Over the years, the TVA department names and funding for Baker's work have changed. But Baker says the mission of his job has remained the same: to monitor and assess the quality of the Tennessee River and its tributaries upon which so much of the region's economy and quality of life depends.
"Being involved in such a big organization as TVA, there is always something challenging and interesting before us," he says.
From his lab and office near the Chickamauga Dam in Chattanooga, Baker oversees TVA teams that use specially outfitted boats to electroshock fish to help get a holistic view of the reservoir for contaminant analysis. Largemouth bass are tested for mercury, while channel catfish are screened for about organics and metals. Baker says such tests verify that the quality of TVA lakes has improved in the past generation.

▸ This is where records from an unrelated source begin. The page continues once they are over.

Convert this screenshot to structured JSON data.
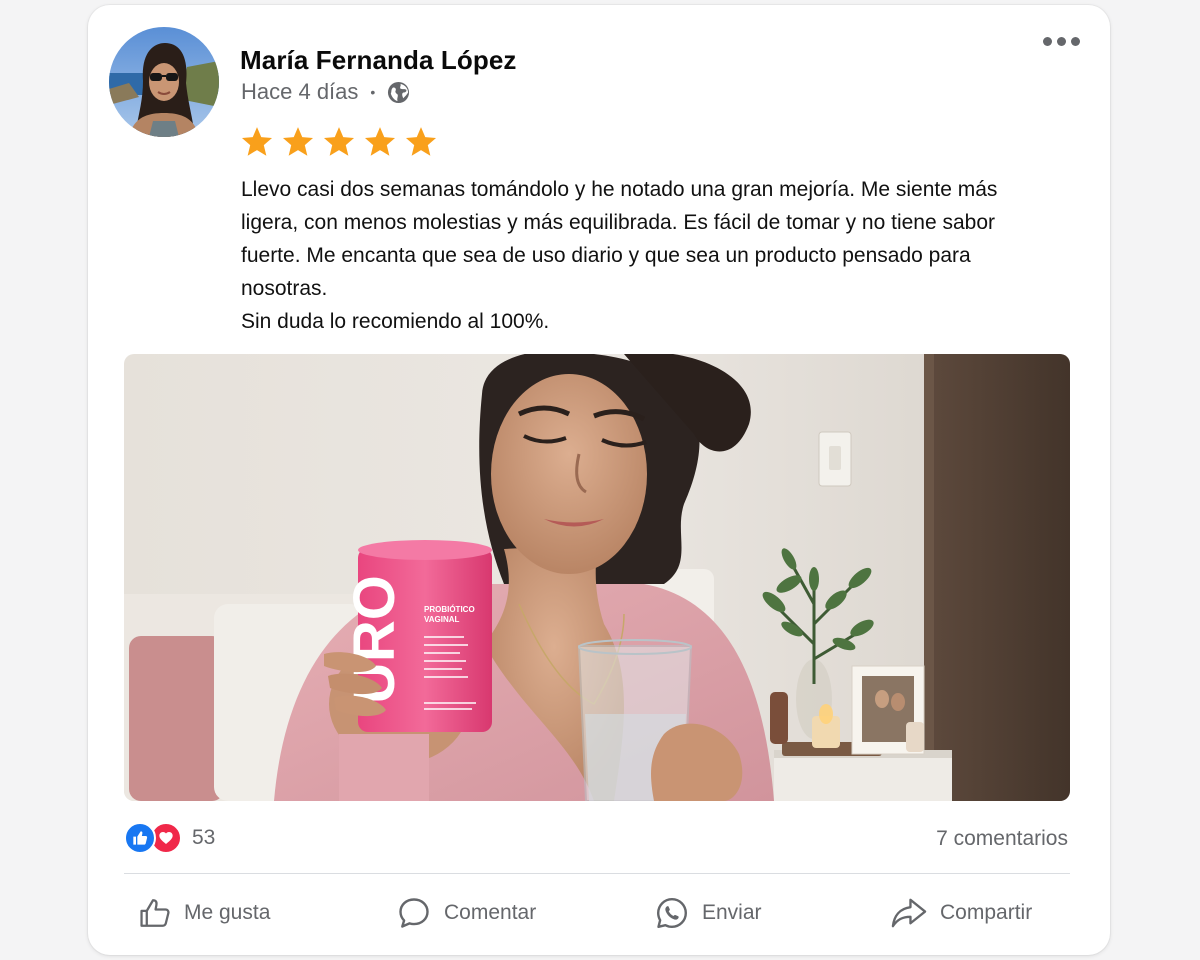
{
  "post": {
    "author": "María Fernanda López",
    "time_ago": "Hace 4 días",
    "separator": "•",
    "visibility_icon": "globe-icon",
    "rating": 5,
    "review_lines": [
      "Llevo casi dos semanas tomándolo y he notado una gran mejoría. Me siente más ligera, con menos molestias y más equilibrada. Es fácil de tomar y no tiene sabor fuerte. Me encanta que sea de uso diario y que sea un producto pensado para nosotras.",
      "Sin duda lo recomiendo al 100%."
    ],
    "photo": {
      "product_brand": "URO",
      "product_name": "PROBIÓTICO VAGINAL"
    }
  },
  "reactions": {
    "count": "53",
    "types": [
      "like-icon",
      "love-icon"
    ],
    "like_color": "#1877f2",
    "love_color": "#f02849"
  },
  "comments_label": "7 comentarios",
  "actions": {
    "like": "Me gusta",
    "comment": "Comentar",
    "send": "Enviar",
    "share": "Compartir"
  },
  "colors": {
    "star": "#f9a01b",
    "muted_text": "#65676b",
    "product_pink": "#ea5a8f"
  }
}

Baker, who fishes on the lakes in his spare time, says his work helps him know some about where the fish are on most lakes.
"I can tell you where the fish may be, but I can't tell you how to get them on your hook," he quips.
Van and Phyliss McAdams
Seafood Chefs, Tennessee Aquarium
At 9 a.m. every Friday, the McAdams husband-and-wife combo roll into the kitchen at the Tennessee Aquarium and slip on their blue latex gloves.
Originally from the greater-New Orleans area, the duo wound up in Chattanooga because they fell in love with the city while Van spent time here as an engineer at TVA.
They started volunteering at the aquarium just to have something to do. But like the city itself, the McAdams fell in love with the aquarium and jumped at the chance to become seafood chefs — just not in the Red Lobster sense.
The duo prepares Friday heavy-feeding day provisions for some of the aquarium's most notable salt water animals, like the sharks, penguins and octopuses. And it's not as easy as chucking fish into the exhibits.
The duo dices small fresh water smelt fish for the small fish at the Secret Reef exhibit, preserves the parts the octopuses particularly like along the way. They prepare full-bodied blue runners with vitamins for the sharks.
Clam, squid, romaine lettuce: it's all on the menu.
"These fish eat well," Phyllis says.
She and Van like that their job gives them a chance to interact with the animals.
"This is my favorite part of the job," says Van, as Boo the octopus wraps a tentacle around his outstretched hand.
This story originally appeared in Edge magazine, which may be viewed online at www.meetsforbusiness.com. If you have or know someone with an unusual job title, please contact Business Editor Dave Flessner at email@example.com or 757-6340